Dylann Roof — the self-declared white supremacist who was convicted of killing nine people at a historically black church in June of 2015 — received a federal death sentence by jury this week. Roof is the first person convicted of a federal hate crime to receive the death penalty.
Last month, Roof was found guilty of 33 charges of murder, attempted murder and hate crimes after a seven-day federal trial. He outwardly admitted to the murders, claiming that “somebody had to do it.”
Historically, only three federal inmates have actually been executed and none for committing a hate crime. On the state level, however, South Carolina — where Roof’s case has not yet been tried due to the results of the federal case — has executed 41 people since 1988.

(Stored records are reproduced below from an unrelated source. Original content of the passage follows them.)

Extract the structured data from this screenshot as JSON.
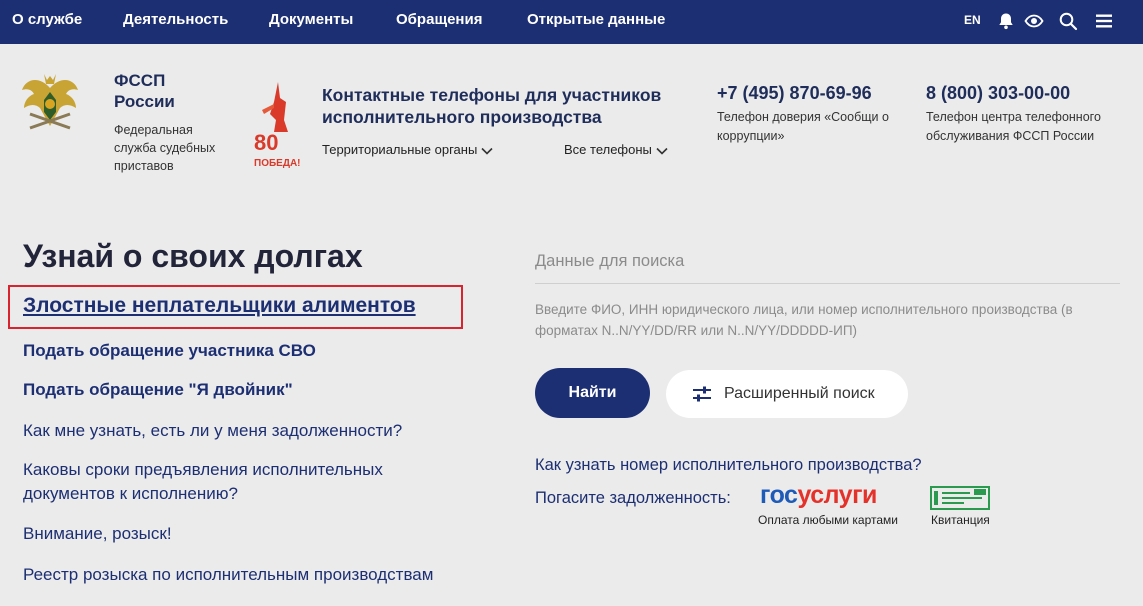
{
  "nav": {
    "items": [
      "О службе",
      "Деятельность",
      "Документы",
      "Обращения",
      "Открытые данные"
    ],
    "lang": "EN",
    "icons": [
      "bell-icon",
      "eye-icon",
      "search-icon",
      "menu-icon"
    ]
  },
  "header": {
    "org_title_1": "ФССП",
    "org_title_2": "России",
    "org_sub": "Федеральная служба судебных приставов",
    "pobeda_number": "80",
    "pobeda_word": "ПОБЕДА!",
    "contacts_title": "Контактные телефоны для участников исполнительного производства",
    "dropdown_regions": "Территориальные органы",
    "dropdown_phones": "Все телефоны",
    "phone1": "+7 (495) 870-69-96",
    "phone1_desc": "Телефон доверия «Сообщи о коррупции»",
    "phone2": "8 (800) 303-00-00",
    "phone2_desc": "Телефон центра телефонного обслуживания ФССП России"
  },
  "main": {
    "title": "Узнай о своих долгах",
    "link_main": "Злостные неплательщики алиментов",
    "links": [
      "Подать обращение участника СВО",
      "Подать обращение \"Я двойник\"",
      "Как мне узнать, есть ли у меня задолженности?",
      "Каковы сроки предъявления исполнительных документов к исполнению?",
      "Внимание, розыск!",
      "Реестр розыска по исполнительным производствам"
    ]
  },
  "search": {
    "label": "Данные для поиска",
    "hint": "Введите ФИО, ИНН юридического лица, или номер исполнительного производства (в форматах N..N/YY/DD/RR или N..N/YY/DDDDD-ИП)",
    "find_button": "Найти",
    "advanced_button": "Расширенный поиск",
    "howto_link": "Как узнать номер исполнительного производства?",
    "pay_label": "Погасите задолженность:",
    "gosuslugi_part1": "гос",
    "gosuslugi_part2": "услуги",
    "gosuslugi_sub": "Оплата любыми картами",
    "kvit_sub": "Квитанция"
  },
  "colors": {
    "nav_bg": "#1d2f73",
    "accent_red": "#d9232e",
    "gos_blue": "#1e5bb8",
    "gos_red": "#e4322b",
    "kvit_green": "#2a9a4e"
  }
}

Roof’s state case, where he faces 13 charges, was scheduled to begin Tuesday, Jan. 17 but has been delayed indefinitely.
Due to the results of the federal trial, Roof is the 63rd person on federal death row. Therefore, it is unlikely for his state case to be tried in the near future because of the lenghthy process of appeals and further court dates Roof is expected to undergo. In short, it will most likely be a long time before Roof actually gets his sentenced punishment.
While I don’t particularly believe in the use of or admire the death sentence, I do believe that in Roof’s case, the sentence is justified. His outwardly racist and violent actions are dangerous to society.

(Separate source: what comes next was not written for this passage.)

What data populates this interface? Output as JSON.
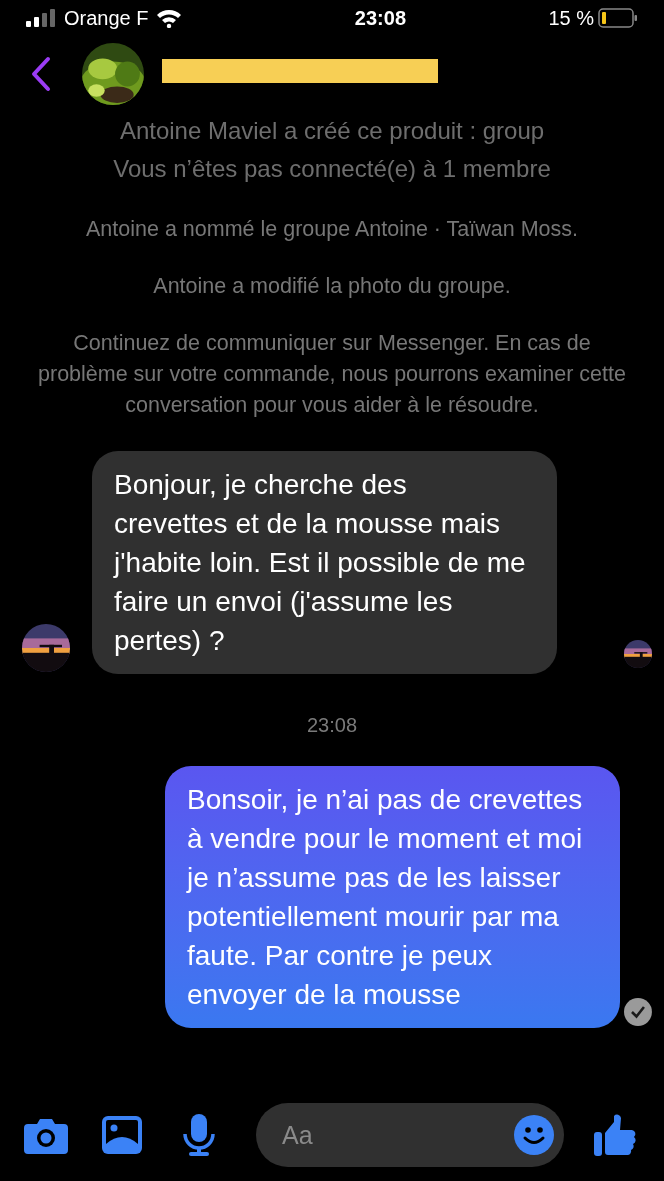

Ultimately, we don’t know if Roof will ever actually receive the death penalty by federal law. If he were to proceed in state trial, he would likely receive the exact if not similar punishment. So now, the only thing the country can do is wait.